The river is 80-meters wide. That is, the distance from shore to shore as measured straight across the river is 80 meters. The time to cross this 80-meter wide river can be determined by rearranging and substituting into the average speed equation.

**time**** = distance /(ave. speed)**

The distance of 80 m can be substituted into the numerator. But what about the denominator? What value should be used for average speed? Should 3 m/s (the current velocity), 4 m/s (the boat velocity), or 5 m/s (the resultant velocity) be used as the average speed value for covering the 80 meters? With what average speed is the boat traversing the 80 meter wide river? Most students want to use the resultant velocity in the equation since that is the actual velocity of the boat with respect to the shore. Yet the value of 5 m/s is the speed at which the boat covers the diagonal dimension of the river. And the diagonal distance across the river is not known in this case. If one knew the **distance C** in the diagram below, then the **average speed C** could be used to calculate the time to reach the opposite shore. Similarly, if one knew the **distance B** in the diagram below, then the **average speed B** could be used to calculate the time to reach the opposite shore. And finally, if one knew the **distance A** in the diagram below, then the **average speed A** could be usedto calculate the time to reach the opposite shore.

In our problem, the 80 m corresponds to the distance A, and so the average speed of 4 m/s (average speed in the direction straight across the river) should be substituted into the equation to determine the time.

**time**** = (80 m)/(4 m/s) = 20 s**

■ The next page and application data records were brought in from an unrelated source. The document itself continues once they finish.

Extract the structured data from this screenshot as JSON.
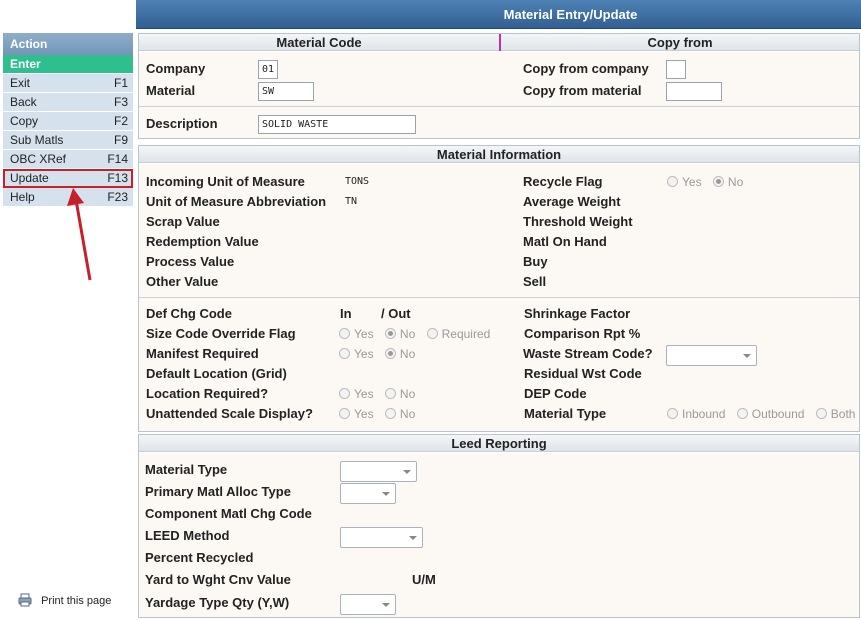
{
  "window": {
    "title": "Material Entry/Update"
  },
  "action_panel": {
    "header": "Action",
    "items": [
      {
        "label": "Enter",
        "key": ""
      },
      {
        "label": "Exit",
        "key": "F1"
      },
      {
        "label": "Back",
        "key": "F3"
      },
      {
        "label": "Copy",
        "key": "F2"
      },
      {
        "label": "Sub Matls",
        "key": "F9"
      },
      {
        "label": "OBC XRef",
        "key": "F14"
      },
      {
        "label": "Update",
        "key": "F13"
      },
      {
        "label": "Help",
        "key": "F23"
      }
    ],
    "print_label": "Print this page"
  },
  "material_code": {
    "header_left": "Material Code",
    "header_right": "Copy from",
    "company_label": "Company",
    "company_value": "01",
    "material_label": "Material",
    "material_value": "SW",
    "description_label": "Description",
    "description_value": "SOLID WASTE",
    "copy_company_label": "Copy from company",
    "copy_company_value": "",
    "copy_material_label": "Copy from material",
    "copy_material_value": ""
  },
  "material_info": {
    "header": "Material Information",
    "incoming_uom_label": "Incoming Unit of Measure",
    "incoming_uom_value": "TONS",
    "uom_abbrev_label": "Unit of Measure Abbreviation",
    "uom_abbrev_value": "TN",
    "scrap_value_label": "Scrap Value",
    "redemption_value_label": "Redemption Value",
    "process_value_label": "Process Value",
    "other_value_label": "Other Value",
    "recycle_flag_label": "Recycle Flag",
    "recycle_yes": "Yes",
    "recycle_no": "No",
    "average_weight_label": "Average Weight",
    "threshold_weight_label": "Threshold Weight",
    "matl_on_hand_label": "Matl On Hand",
    "buy_label": "Buy",
    "sell_label": "Sell",
    "def_chg_code_label": "Def Chg Code",
    "in_label": "In",
    "out_label": "/ Out",
    "size_code_label": "Size Code Override Flag",
    "size_yes": "Yes",
    "size_no": "No",
    "size_required": "Required",
    "manifest_label": "Manifest Required",
    "manifest_yes": "Yes",
    "manifest_no": "No",
    "default_location_label": "Default Location (Grid)",
    "location_required_label": "Location Required?",
    "location_yes": "Yes",
    "location_no": "No",
    "unattended_label": "Unattended Scale Display?",
    "unattended_yes": "Yes",
    "unattended_no": "No",
    "shrinkage_label": "Shrinkage Factor",
    "comparison_label": "Comparison Rpt %",
    "waste_stream_label": "Waste Stream Code?",
    "residual_label": "Residual Wst Code",
    "dep_code_label": "DEP Code",
    "material_type_label": "Material Type",
    "mt_inbound": "Inbound",
    "mt_outbound": "Outbound",
    "mt_both": "Both"
  },
  "leed": {
    "header": "Leed Reporting",
    "material_type_label": "Material Type",
    "primary_alloc_label": "Primary Matl Alloc Type",
    "component_chg_label": "Component Matl Chg Code",
    "leed_method_label": "LEED Method",
    "percent_recycled_label": "Percent Recycled",
    "yard_to_wght_label": "Yard to Wght Cnv Value",
    "um_label": "U/M",
    "yardage_type_label": "Yardage Type Qty (Y,W)"
  },
  "colors": {
    "title_bar": "#3d6da0",
    "active_action": "#2fbf8f",
    "highlight": "#c8202a"
  }
}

It requires 20 s for the boat to travel across the river. During this 20 s of crossing the river, the boat also drifts downstream. Part c of the problem asks “What distance downstream does the boat reach the opposite shore?” The same equation must be used to calculate this *downstream distance*. And once more, the question arises, which one of the three average speed values must be used in the equation to calculate the distance downstream? The distance downstream corresponds to **Distance B** on the above diagram. The speed at which the boat covers this distance corresponds to **Average Speed B** on the diagram above (i.e., the speed at which the current moves – 3 m/s). And so the average speed of 3 m/s (average speed in the downstream direction) should be substituted into the equation to determine the distance.

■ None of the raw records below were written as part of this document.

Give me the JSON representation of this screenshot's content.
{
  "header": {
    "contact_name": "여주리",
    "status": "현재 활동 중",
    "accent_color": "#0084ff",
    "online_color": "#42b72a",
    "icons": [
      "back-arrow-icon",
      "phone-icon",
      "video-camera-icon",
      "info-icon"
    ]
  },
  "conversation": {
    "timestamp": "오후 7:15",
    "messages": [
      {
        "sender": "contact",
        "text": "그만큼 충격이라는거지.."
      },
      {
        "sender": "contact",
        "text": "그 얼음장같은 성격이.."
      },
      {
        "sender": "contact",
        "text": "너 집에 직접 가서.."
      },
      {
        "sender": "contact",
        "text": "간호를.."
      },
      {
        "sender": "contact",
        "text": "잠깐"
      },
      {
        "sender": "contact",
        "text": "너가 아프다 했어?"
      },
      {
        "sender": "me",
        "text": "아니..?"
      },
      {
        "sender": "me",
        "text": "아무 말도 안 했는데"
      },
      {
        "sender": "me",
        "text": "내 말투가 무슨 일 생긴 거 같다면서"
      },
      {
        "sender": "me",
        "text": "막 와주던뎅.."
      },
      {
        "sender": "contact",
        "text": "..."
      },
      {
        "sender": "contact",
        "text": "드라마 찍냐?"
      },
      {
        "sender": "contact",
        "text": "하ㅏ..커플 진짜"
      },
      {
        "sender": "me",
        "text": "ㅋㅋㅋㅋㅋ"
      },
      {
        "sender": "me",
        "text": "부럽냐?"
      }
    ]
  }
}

**distance**** = ave. speed * time = (3 m/s) * (20 s)**

**distance**** = 60 m**

The boat is carried 60 meters downstream during the 20 seconds it takes to cross the river.

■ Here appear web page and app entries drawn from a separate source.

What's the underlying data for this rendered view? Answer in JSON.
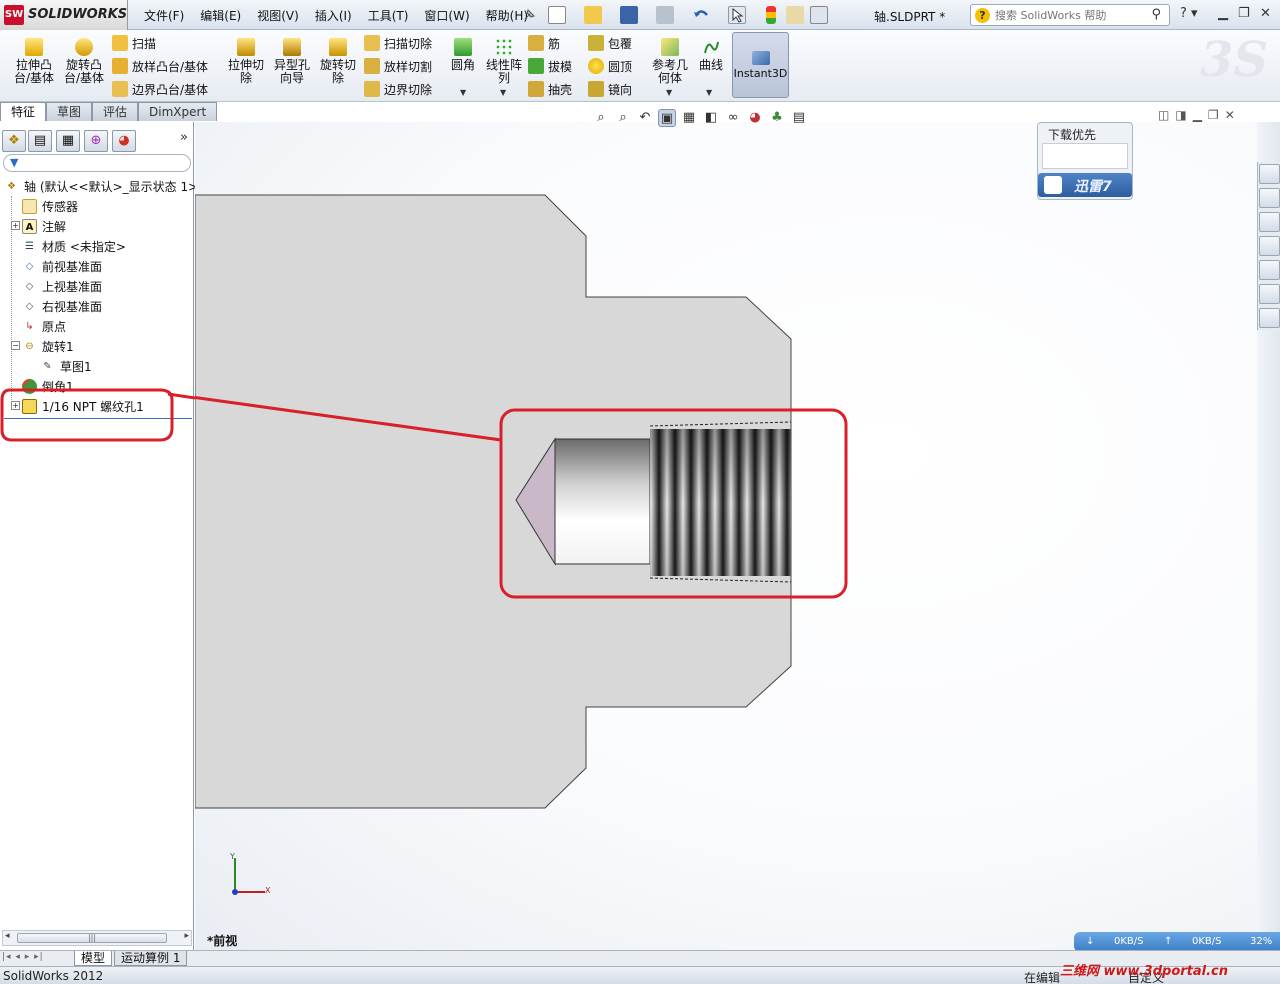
{
  "app": {
    "brand": "SOLIDWORKS",
    "brand_badge": "SW",
    "version_status": "SolidWorks 2012",
    "document_title": "轴.SLDPRT *"
  },
  "menu": [
    "文件(F)",
    "编辑(E)",
    "视图(V)",
    "插入(I)",
    "工具(T)",
    "窗口(W)",
    "帮助(H)"
  ],
  "help_search": {
    "placeholder": "搜索 SolidWorks 帮助"
  },
  "toolbar": {
    "extrude_boss": "拉伸凸\n台/基体",
    "revolve_boss": "旋转凸\n台/基体",
    "sweep": "扫描",
    "loft_boss": "放样凸台/基体",
    "boundary_boss": "边界凸台/基体",
    "extrude_cut": "拉伸切\n除",
    "hole_wizard": "异型孔\n向导",
    "revolve_cut": "旋转切\n除",
    "sweep_cut": "扫描切除",
    "loft_cut": "放样切割",
    "boundary_cut": "边界切除",
    "fillet": "圆角",
    "linear_pattern": "线性阵\n列",
    "rib": "筋",
    "draft": "拔模",
    "shell": "抽壳",
    "wrap": "包覆",
    "dome": "圆顶",
    "mirror": "镜向",
    "ref_geometry": "参考几\n何体",
    "curves": "曲线",
    "instant3d": "Instant3D"
  },
  "tabs": [
    "特征",
    "草图",
    "评估",
    "DimXpert"
  ],
  "active_tab": "特征",
  "feature_tree": {
    "root": "轴 (默认<<默认>_显示状态 1>)",
    "items": [
      {
        "label": "传感器",
        "icon": "sensor-icon"
      },
      {
        "label": "注解",
        "icon": "annotation-icon"
      },
      {
        "label": "材质 <未指定>",
        "icon": "material-icon"
      },
      {
        "label": "前视基准面",
        "icon": "plane-icon"
      },
      {
        "label": "上视基准面",
        "icon": "plane-icon"
      },
      {
        "label": "右视基准面",
        "icon": "plane-icon"
      },
      {
        "label": "原点",
        "icon": "origin-icon"
      },
      {
        "label": "旋转1",
        "icon": "revolve-icon"
      },
      {
        "label": "草图1",
        "icon": "sketch-icon"
      },
      {
        "label": "倒角1",
        "icon": "chamfer-icon"
      },
      {
        "label": "1/16 NPT 螺纹孔1",
        "icon": "hole-icon"
      }
    ]
  },
  "graphics": {
    "view_name": "*前视",
    "triad_y": "Y",
    "triad_x": "X",
    "highlight_color": "#d81f2a",
    "part_fill": "#d8d8d8"
  },
  "download_widget": {
    "title": "下载优先",
    "brand": "迅雷7",
    "down_speed": "0KB/S",
    "up_speed": "0KB/S",
    "percent": "32%"
  },
  "bottom_tabs": [
    "模型",
    "运动算例 1"
  ],
  "status": {
    "left": "SolidWorks 2012",
    "editing": "在编辑",
    "custom": "自定义"
  },
  "watermark": "三维网 www.3dportal.cn"
}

The mathematics of the above problem is no more difficult than dividing or multiplying two numerical quantities by each other. The mathematics is easy! The difficulty of the problem is conceptual in nature; the difficulty lies in deciding which numbers to use in the equations. That decision emerges from one’s conceptual understanding (or unfortunately, one’s misunderstanding) of the complex motion that is occurring. The motion of the riverboat can be divided into two simultaneous parts – a motion in the direction straight across the river and a motion in the downstream direction. These two parts (or components) of the motion occur simultaneously for the same time duration (which was 20 seconds in the above problem). The decision as to which velocity value or distance value to use in the equation must be consistent with the diagram above. The boat’s motor is what carries the boat across the river the **Distance A**; and so any calculation involving the **Distance A** must involve the speed value labeled as **Speed A** (the boat speed relative to the water). Similarly, it is the current of the river that carries the boat downstream for the **Distance B**; and so any calculation involving the **Distance B** must involve the speed value labeled as**Speed**** B** (the river speed). Together, these two parts (or components) add up to give the resulting motion of the boat. That is, the across-the-river component of displacement adds to the downstream displacement to equal the resulting displacement. And likewise, the boat velocity (across the river) adds to the river velocity (down the river) to equal the resulting velocity. And so any calculation of the Distance C or the Average Speed C (“Resultant Velocity”) can be performed using the Pythagorean theorem.